■ YOUR OBJECTIVE ■
Write each entry again exactly as shown, but without the images it holds.

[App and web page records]
********

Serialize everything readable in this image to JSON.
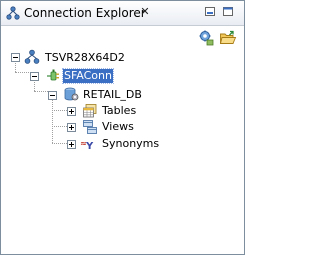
{
  "view": {
    "title": "Connection Explorer",
    "close_glyph": "✕",
    "icon": "connection-explorer-icon"
  },
  "toolbar": {
    "buttons": [
      {
        "name": "connect-icon"
      },
      {
        "name": "open-folder-icon"
      }
    ]
  },
  "tree": {
    "server": {
      "label": "TSVR28X64D2",
      "icon": "server-network-icon"
    },
    "connection": {
      "label": "SFAConn",
      "icon": "connection-plug-icon",
      "selected": true
    },
    "database": {
      "label": "RETAIL_DB",
      "icon": "database-icon"
    },
    "children": [
      {
        "label": "Tables",
        "icon": "tables-icon"
      },
      {
        "label": "Views",
        "icon": "views-icon"
      },
      {
        "label": "Synonyms",
        "icon": "synonyms-icon"
      }
    ]
  },
  "colors": {
    "selection": "#3a6fc4",
    "frame_border": "#7d8e9e"
  }
}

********

■ TASK OUTPUT ■
Serialize everything readable in this image to JSON.
{
  "view": {
    "title": "Connection Explorer",
    "close_glyph": "✕",
    "icon": "connection-explorer-icon"
  },
  "toolbar": {
    "buttons": [
      {
        "name": "connect-icon"
      },
      {
        "name": "open-folder-icon"
      }
    ]
  },
  "tree": {
    "server": {
      "label": "TSVR28X64D2",
      "icon": "server-network-icon"
    },
    "connection": {
      "label": "SFAConn",
      "icon": "connection-plug-icon",
      "selected": true
    },
    "database": {
      "label": "RETAIL_DB",
      "icon": "database-icon"
    },
    "children": [
      {
        "label": "Tables",
        "icon": "tables-icon"
      },
      {
        "label": "Views",
        "icon": "views-icon"
      },
      {
        "label": "Synonyms",
        "icon": "synonyms-icon"
      }
    ]
  },
  "colors": {
    "selection": "#3a6fc4",
    "frame_border": "#7d8e9e"
  }
}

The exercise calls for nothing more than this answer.